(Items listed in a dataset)
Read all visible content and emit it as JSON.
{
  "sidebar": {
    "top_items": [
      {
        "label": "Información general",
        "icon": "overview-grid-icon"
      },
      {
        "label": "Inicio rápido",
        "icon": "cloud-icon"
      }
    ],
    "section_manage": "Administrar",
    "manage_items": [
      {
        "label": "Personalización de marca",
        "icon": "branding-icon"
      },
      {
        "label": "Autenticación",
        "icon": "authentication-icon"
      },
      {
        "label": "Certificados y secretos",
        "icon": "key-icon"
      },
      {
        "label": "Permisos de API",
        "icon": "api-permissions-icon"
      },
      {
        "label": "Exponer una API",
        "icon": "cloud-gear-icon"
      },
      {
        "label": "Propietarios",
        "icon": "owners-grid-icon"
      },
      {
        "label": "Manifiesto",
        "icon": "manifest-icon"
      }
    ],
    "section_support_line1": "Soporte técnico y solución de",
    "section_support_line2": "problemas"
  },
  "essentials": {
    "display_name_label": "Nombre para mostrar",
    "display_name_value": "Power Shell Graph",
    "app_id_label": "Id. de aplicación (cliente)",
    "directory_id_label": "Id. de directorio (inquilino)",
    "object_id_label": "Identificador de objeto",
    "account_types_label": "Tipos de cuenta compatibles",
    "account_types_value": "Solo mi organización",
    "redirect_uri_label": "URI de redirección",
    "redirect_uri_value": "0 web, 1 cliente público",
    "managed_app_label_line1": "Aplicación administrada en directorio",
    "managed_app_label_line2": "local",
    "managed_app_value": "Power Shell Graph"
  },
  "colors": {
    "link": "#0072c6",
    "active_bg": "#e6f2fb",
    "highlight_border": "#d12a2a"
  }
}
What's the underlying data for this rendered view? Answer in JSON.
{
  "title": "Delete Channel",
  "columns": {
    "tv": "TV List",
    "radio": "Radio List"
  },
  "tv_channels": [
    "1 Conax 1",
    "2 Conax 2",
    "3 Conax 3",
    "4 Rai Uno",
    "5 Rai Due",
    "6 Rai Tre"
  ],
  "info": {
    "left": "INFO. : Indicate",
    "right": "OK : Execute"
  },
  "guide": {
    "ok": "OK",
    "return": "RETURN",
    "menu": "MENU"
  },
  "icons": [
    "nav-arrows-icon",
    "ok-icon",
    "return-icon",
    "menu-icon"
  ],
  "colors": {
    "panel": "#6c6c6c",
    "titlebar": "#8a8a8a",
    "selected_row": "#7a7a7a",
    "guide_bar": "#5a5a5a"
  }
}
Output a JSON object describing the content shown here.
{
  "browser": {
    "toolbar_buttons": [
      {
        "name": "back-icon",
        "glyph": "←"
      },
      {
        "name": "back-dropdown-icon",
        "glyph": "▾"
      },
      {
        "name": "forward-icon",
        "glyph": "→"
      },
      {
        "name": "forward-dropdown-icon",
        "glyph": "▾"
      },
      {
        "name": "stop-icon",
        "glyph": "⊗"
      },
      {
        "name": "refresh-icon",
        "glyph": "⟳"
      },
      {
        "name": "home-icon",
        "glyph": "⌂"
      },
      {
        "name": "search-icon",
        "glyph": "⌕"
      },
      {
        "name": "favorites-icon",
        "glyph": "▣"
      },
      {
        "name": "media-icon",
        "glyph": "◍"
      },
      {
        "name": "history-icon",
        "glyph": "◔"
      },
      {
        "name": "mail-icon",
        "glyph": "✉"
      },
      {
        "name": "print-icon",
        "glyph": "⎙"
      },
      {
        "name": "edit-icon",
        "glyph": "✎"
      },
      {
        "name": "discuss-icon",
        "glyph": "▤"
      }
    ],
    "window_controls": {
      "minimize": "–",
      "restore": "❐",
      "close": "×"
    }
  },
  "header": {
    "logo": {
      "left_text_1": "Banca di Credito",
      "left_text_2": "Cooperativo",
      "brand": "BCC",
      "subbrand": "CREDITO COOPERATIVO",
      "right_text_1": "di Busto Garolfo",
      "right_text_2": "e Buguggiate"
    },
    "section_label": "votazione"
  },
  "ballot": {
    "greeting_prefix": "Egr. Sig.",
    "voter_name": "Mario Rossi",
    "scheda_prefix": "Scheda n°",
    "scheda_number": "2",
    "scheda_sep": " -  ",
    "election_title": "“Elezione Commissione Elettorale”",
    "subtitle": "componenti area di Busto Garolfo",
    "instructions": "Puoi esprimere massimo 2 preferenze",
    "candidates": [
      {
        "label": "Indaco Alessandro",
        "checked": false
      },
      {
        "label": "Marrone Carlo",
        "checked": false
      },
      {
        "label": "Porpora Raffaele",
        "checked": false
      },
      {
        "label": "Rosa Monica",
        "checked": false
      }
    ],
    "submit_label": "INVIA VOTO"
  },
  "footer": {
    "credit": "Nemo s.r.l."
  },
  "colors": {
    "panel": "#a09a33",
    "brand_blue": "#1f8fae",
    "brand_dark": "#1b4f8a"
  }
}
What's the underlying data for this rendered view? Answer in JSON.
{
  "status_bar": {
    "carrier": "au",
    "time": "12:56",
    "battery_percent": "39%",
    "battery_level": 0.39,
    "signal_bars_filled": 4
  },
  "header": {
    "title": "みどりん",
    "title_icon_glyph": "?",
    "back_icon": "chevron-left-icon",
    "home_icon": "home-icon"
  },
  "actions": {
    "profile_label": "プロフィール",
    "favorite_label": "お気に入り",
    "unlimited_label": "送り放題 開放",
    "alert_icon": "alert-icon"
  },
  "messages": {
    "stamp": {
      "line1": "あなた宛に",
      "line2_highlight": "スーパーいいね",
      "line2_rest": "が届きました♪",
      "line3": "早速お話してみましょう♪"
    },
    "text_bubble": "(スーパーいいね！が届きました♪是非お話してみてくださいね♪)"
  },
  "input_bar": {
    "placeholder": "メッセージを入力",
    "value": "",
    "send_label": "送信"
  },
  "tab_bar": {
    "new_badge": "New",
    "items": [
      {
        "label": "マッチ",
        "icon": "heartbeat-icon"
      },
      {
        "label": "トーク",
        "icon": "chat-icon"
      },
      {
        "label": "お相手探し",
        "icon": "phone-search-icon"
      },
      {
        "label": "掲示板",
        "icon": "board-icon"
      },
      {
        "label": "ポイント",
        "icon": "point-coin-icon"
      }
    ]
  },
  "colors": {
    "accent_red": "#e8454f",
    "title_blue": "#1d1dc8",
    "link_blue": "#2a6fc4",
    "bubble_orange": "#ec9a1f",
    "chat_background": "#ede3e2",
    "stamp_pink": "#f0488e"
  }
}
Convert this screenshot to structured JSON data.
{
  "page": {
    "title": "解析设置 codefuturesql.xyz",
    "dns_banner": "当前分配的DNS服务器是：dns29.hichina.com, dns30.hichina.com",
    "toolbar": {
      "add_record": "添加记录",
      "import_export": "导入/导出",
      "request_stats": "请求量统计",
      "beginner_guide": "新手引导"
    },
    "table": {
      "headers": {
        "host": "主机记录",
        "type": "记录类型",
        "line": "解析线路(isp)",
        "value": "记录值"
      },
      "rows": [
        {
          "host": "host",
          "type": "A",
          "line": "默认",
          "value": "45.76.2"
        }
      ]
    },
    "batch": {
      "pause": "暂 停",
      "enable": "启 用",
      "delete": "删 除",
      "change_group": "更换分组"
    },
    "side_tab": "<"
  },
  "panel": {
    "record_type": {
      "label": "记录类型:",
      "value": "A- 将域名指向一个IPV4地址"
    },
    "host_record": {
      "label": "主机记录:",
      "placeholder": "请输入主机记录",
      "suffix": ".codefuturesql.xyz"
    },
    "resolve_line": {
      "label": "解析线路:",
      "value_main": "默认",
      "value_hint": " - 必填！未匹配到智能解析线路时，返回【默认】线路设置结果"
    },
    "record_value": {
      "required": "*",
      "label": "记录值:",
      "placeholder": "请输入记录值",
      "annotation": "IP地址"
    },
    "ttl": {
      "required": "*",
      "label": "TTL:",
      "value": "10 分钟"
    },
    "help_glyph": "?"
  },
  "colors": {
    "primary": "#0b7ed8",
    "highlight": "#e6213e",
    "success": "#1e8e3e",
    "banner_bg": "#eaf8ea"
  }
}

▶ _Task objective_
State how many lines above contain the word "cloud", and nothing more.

▶ _Answer box_
2